### Your instructions:
How many lines of the entries below include the word "true"? Answer with the number alone.

Web page and app entries

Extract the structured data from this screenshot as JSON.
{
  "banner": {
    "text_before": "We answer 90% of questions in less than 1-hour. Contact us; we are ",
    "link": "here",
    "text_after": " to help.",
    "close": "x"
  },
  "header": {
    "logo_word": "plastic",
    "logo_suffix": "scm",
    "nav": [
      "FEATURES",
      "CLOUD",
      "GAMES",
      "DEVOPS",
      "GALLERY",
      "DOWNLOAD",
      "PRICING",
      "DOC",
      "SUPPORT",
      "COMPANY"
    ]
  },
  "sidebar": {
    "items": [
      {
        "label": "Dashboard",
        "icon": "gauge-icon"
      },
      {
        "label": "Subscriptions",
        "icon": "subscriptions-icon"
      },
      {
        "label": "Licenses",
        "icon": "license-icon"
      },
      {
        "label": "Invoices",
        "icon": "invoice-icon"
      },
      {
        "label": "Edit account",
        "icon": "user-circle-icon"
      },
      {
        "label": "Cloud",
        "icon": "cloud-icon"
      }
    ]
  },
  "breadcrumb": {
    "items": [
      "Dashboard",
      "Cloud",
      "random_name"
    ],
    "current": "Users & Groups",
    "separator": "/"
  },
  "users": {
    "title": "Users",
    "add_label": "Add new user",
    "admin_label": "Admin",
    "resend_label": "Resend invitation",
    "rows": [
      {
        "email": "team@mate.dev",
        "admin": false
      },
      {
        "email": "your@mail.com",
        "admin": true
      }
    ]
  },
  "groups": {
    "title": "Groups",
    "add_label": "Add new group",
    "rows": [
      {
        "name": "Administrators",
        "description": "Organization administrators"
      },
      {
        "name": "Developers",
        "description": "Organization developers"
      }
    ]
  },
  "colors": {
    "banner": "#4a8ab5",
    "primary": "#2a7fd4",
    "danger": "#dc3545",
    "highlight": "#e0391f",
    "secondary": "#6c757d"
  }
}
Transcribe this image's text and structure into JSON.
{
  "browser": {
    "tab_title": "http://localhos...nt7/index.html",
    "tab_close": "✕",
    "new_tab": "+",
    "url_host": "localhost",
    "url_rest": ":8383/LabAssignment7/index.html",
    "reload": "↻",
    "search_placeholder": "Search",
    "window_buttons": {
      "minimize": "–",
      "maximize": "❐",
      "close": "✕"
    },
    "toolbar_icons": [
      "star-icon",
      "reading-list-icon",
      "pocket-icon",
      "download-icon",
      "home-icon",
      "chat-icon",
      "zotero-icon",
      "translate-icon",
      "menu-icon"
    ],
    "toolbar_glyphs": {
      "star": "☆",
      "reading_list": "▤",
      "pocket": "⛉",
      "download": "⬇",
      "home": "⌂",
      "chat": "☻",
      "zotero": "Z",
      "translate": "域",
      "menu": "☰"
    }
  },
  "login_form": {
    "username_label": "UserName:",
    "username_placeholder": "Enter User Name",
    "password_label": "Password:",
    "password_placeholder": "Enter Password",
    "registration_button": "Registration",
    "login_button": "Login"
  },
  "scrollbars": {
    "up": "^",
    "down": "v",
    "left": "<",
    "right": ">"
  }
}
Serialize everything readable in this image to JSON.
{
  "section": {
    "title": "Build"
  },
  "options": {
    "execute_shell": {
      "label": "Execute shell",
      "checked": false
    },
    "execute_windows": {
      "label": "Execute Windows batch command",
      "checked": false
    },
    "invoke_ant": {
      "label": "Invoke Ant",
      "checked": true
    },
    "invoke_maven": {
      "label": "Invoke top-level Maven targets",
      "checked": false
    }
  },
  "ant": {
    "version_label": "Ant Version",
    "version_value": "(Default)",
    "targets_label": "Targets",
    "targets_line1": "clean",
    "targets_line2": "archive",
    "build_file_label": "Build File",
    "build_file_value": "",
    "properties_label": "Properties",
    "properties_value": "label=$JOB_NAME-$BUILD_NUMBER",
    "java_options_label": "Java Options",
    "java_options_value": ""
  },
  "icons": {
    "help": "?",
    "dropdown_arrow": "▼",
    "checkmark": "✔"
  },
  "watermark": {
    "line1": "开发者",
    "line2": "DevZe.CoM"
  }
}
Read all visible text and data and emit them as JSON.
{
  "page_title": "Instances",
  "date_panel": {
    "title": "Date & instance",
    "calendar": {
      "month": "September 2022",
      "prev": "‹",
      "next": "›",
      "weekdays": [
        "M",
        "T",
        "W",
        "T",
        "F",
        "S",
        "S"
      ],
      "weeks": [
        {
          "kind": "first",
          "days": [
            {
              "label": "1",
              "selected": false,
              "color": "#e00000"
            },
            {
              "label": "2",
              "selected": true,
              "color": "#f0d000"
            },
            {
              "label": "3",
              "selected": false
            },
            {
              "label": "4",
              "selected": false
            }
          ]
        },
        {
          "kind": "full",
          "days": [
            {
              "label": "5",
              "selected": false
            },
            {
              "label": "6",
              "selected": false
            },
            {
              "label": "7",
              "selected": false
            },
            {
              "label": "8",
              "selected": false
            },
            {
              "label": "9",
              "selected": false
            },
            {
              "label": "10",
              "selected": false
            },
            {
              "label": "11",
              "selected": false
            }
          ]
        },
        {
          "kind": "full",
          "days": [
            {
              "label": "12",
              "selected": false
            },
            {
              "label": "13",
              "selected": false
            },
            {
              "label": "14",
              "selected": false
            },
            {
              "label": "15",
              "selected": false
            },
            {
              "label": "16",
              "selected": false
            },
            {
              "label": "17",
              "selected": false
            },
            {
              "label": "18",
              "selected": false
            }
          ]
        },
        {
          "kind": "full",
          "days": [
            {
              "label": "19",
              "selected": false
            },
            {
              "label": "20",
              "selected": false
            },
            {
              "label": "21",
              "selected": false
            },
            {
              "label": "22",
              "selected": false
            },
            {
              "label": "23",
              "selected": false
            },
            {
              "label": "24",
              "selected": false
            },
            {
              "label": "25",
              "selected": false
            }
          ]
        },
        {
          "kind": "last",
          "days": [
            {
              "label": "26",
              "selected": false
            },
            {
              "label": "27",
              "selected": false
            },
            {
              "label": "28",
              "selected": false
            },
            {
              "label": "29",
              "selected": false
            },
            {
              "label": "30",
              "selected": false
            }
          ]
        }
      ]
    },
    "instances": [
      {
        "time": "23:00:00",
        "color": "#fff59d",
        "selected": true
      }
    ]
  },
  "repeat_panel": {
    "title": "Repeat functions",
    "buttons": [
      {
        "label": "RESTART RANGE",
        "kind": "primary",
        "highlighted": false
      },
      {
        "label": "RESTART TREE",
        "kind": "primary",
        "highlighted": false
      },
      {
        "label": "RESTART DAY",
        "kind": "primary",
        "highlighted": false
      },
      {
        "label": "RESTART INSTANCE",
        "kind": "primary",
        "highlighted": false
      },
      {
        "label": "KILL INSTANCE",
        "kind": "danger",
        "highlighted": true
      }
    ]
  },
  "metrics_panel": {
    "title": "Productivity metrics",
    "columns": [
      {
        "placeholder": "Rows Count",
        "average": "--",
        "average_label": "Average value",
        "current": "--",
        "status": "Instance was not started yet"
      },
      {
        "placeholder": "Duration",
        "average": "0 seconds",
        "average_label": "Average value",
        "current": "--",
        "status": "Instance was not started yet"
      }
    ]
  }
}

### Answer below:
5